Mark Pilgrim writes in a thoughtful piece titled “Tinkerers Sunset” that Apple’s shift towards closed devices effectively serves as a roadblock for those looking to tinker with technology, and what effect that may have on tomorrow’s generation.
Now, I am aware that you will be able to develop your own programs for the iPad, the same way you can develop for the iPhone today. Anyone can develop! All you need is a Mac, XCode, an iPhone “simulator,” and $99 for an auto-expiring developer certificate. The “developer certificate” is really a cryptographic key that (temporarily) allows you (slightly) elevated access to… your own computer. And that’s fine — or at least workable — for the developers of today, because they already know that they’re developers. But the developers of tomorrow don’t know it yet. And without the freedom to tinker, some of them never will.
On the surface, Pilgrim makes a strong, albeit, emotional case. But the reality is that it’s not Apple’s responsibility to nurture a generation of tinkering tots. Besides, fiddling around with and learning about technology is as easy and accessible today as it’s ever been. With an infinite amount of resources on the web, and hardware shockingly cheap and affordable, tinkerers have more at their disposal than ever before.
One commentor on ycombinator chimed in:
Another commentor opines:
I really don’t understand the wave of alarmist posts on the ‘end of a tinkering era’. Today, we have more communities and devices for tinkering than we’ve ever had. Magazines like Make, sites like Hack-a-day, platforms like Arduino, and countless open source projects that are simply there to be messed with, and one device that comes out with a (probably) justified need to be locked down, and everyone raises panic? If I ever have the desire to mess with anything technological today, I can literally get my hands on anything, from affordable FPGA boards with great I/O, to open mobile devices, to even RF hacking! (GNU Radio’s great.)The iPad will never harm anyone’s ability to tinker with technology that want to. There will always be platforms that are open by design and always be platforms that have been rooted/hacked/jailbroken/etc. Being a geek/hacker today is far more socially acceptable and wide-spread than it was in the 80s. I’d even argue that it is doing much more to advance the technology than a completely open device like OpenMoko. Completely open devices are rarely better designed than their commercial counterparts. They don’t inspire complete neophytes (“I have to do what just to get a decent resolution?”), they don’t push boundaries — they only appeal to people who are already waist-deep in tinkering.

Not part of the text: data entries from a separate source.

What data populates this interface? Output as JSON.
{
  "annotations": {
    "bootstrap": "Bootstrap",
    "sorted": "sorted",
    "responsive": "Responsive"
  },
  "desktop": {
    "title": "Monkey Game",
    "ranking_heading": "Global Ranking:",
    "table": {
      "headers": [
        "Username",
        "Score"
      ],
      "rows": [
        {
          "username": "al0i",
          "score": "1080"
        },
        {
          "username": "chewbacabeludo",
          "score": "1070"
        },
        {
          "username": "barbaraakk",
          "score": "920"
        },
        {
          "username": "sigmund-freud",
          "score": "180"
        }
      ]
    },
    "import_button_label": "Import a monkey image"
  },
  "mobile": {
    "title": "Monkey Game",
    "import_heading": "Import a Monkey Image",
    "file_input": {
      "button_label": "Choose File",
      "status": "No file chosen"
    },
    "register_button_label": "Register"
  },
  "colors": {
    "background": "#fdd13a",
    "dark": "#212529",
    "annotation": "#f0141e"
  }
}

In response to Pilgrim’s thesis of sorts, Joel of Johnson lays out a number of reasons why Pilgrim’s point of view falls flat.
You learned to love technology by tinkering? That’s great! Please explain to me how a closed ecosystem like Apple’s will impede a curious child’s ability to explore in the least way. It’s not 1980. It doesn’t cost a month’s salary to buy a computer. And as long as it takes code to make programs, there will still be plenty of “real” computers around.
Worse, this inviolate right to tinker you claim, the oh-so-horrible future you’re trying to frighten everyone with literal think-of-the-children fearmongering, is the imagined possibility that future engineers won’t be able to create their own tools.
Well guess what? Only shade-tree tweakers give a flip about creating their own tools. Most people want to use the quality tools at hand to create something new.
It’s as if, somewhere along the way, people forgot what computers are supposed to be used for in the first place.
Apple is selling a product. They’ve chosen to keep it closed for demonstrably reasonable benefits. And—yes, okay!—several collateral benefits that come from controlling the marketplace that services their products.
But Apple is not the government. There’s no mandate to buy an Apple product except the call of excellence. And if you think the average persona on the street doesn’t recognize both the ups and downs of buying into an Apple ecosystem, you’re eyeing them with the typical nerd myopia, looking down your nose with the same autistic disdain you cultivated in high school.